__Work item__. Which lines of the data below hold "title"? Copy each of them.

__Extracted data__.
== == ==

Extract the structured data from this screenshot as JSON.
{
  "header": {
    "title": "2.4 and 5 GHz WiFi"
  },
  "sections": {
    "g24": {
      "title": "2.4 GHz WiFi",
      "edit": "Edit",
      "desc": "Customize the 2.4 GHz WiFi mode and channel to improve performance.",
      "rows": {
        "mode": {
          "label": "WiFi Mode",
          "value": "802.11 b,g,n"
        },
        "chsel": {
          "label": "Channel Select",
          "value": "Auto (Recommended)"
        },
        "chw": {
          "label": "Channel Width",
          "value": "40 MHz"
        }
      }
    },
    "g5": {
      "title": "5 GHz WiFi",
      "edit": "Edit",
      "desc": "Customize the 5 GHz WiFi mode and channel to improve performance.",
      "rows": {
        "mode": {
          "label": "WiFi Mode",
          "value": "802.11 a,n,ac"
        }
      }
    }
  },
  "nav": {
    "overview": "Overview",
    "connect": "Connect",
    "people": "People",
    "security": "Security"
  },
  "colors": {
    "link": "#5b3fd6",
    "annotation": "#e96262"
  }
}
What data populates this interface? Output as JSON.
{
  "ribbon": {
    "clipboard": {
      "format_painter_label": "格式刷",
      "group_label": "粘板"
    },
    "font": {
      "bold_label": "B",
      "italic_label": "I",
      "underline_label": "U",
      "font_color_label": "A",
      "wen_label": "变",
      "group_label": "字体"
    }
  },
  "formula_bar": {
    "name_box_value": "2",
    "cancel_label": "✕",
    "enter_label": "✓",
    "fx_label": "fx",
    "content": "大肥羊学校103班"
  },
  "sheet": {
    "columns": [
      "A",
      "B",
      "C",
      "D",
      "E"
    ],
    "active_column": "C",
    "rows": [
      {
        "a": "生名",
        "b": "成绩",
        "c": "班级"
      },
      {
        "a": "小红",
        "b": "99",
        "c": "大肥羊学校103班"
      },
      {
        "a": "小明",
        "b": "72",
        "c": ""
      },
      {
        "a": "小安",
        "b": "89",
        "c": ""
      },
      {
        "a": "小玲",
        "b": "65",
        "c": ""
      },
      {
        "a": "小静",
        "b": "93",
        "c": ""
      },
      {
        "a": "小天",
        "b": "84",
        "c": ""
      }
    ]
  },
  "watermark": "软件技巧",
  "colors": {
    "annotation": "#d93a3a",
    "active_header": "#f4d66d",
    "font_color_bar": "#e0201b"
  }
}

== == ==

__Answer space__.
    "title": "2.4 and 5 GHz WiFi"
      "title": "2.4 GHz WiFi",
      "title": "5 GHz WiFi",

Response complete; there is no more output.